As predicted by several polls, Chile has rejected the government’s proposed constitutional reform. Thirteen million Chileans, representing 85.5% of the electorate, voted in the September 4th referendum, with 62% deciding against the proposal. 

The reform would have vastly increased the powers of the executive, following the model laid out by Hugo Chavez when he came to power. It would also have enshrined certain ideological assumptions on gender and sexuality and the green energy transition, as well as supposedly catering to indigenous groups. Interestingly, areas with higher Mapuche native population, for example, voted at higher rates than the national average to reject the constitution. 

Because participation in this referendum was compulsory, a far higher, and therefore more representative, number of people voted than is typical in Chilean politics. We may compare it to the 55% of the electorate that voted in the elections that earned Gabriel Boric the presidency in the first place, back in December 2021. 

This referendum culminated a process that began with another plebiscite in 2020, when 80% of Chilean voters supported changing the constitution.
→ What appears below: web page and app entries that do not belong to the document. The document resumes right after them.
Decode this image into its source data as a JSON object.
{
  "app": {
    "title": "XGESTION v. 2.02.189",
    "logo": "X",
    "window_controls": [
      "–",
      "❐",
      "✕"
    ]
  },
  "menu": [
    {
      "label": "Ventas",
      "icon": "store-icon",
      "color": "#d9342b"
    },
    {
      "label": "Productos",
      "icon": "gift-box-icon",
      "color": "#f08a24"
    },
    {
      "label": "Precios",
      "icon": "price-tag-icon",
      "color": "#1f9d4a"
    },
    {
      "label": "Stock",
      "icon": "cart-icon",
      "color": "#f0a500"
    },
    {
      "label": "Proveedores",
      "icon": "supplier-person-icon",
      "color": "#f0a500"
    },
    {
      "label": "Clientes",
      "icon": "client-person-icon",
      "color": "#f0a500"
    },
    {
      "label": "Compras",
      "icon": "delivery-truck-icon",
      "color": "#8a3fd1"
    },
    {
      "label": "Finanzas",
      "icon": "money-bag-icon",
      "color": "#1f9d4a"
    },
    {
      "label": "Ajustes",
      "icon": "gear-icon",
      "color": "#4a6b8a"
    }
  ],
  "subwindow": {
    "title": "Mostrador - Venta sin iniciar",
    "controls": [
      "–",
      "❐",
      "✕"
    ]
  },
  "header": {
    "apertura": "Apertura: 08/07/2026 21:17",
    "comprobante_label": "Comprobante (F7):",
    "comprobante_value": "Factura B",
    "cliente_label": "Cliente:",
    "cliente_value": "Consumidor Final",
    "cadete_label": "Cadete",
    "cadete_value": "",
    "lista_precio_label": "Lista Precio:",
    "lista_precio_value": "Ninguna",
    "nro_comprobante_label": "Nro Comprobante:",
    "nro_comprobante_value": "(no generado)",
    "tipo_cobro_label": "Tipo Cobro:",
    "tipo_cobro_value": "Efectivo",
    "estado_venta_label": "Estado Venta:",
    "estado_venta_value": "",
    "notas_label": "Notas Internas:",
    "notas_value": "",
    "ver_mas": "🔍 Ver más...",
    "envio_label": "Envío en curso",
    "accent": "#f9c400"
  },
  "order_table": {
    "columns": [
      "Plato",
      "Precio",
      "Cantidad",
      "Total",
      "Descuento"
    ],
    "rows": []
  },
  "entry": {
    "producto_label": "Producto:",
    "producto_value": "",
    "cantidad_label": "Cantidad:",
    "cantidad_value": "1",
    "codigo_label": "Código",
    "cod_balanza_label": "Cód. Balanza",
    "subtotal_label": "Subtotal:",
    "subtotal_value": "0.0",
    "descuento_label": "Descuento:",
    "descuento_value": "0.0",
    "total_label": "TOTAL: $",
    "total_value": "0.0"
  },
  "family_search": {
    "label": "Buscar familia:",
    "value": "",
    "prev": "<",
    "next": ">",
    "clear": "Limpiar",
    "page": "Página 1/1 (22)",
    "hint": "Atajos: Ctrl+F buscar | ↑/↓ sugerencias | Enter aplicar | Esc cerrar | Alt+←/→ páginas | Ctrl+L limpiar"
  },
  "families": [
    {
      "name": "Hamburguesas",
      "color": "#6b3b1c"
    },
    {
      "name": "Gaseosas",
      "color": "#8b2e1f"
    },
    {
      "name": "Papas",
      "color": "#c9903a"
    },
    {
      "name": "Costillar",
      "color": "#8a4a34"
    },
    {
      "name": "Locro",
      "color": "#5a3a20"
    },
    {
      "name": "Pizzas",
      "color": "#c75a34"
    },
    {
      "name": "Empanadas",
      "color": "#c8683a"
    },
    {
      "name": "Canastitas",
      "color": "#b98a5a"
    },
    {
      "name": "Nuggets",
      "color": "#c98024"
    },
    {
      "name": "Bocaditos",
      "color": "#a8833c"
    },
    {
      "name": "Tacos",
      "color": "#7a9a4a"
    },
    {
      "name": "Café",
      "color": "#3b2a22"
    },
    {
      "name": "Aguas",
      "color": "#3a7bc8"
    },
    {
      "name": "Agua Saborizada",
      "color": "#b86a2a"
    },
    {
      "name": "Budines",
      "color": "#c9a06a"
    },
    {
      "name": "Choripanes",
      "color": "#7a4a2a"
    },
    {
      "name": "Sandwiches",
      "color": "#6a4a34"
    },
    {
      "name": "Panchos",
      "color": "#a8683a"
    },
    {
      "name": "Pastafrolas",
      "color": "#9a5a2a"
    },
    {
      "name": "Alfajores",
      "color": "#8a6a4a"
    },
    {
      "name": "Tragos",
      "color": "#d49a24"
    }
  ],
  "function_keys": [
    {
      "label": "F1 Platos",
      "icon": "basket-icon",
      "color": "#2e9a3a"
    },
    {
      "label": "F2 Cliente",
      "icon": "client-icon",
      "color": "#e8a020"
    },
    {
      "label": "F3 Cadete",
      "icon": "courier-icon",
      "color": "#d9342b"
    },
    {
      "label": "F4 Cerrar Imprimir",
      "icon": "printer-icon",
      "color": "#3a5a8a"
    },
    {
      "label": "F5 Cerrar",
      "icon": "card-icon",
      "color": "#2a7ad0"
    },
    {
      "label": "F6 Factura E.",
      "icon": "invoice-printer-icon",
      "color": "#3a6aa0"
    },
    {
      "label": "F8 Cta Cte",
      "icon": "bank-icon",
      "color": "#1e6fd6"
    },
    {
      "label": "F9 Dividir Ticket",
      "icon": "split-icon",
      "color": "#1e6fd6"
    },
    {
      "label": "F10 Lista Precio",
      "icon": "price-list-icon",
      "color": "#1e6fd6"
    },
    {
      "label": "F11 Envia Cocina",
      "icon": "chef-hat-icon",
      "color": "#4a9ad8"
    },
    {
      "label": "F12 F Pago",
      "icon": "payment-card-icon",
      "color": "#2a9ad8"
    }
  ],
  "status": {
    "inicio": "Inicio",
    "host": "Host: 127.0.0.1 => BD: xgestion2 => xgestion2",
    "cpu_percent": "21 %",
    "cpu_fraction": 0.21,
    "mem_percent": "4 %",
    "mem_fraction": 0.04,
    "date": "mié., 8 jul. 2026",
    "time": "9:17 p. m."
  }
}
It now seems that, whatever change the Chilean public had in mind, it is emphatically not that which was on the table on the 4th.

The results are a blow to the government going forward. Whereas Boric himself kept somewhat aloof from the campaign, several members of his cabinet did not follow suit. He has now said that he will be replacing some members of his government. All the same, Boric has said that he will be delivering on the promise of constitutional reform and come back to voters with a new draft in the future. 

Carlos Perona Calvete is a writer for The European Conservative. He has a background in International Relations and Organizational Behavior, has worked in the field of European project management, and is currently awaiting publication of a book in which he explores the metaphysics of political representation.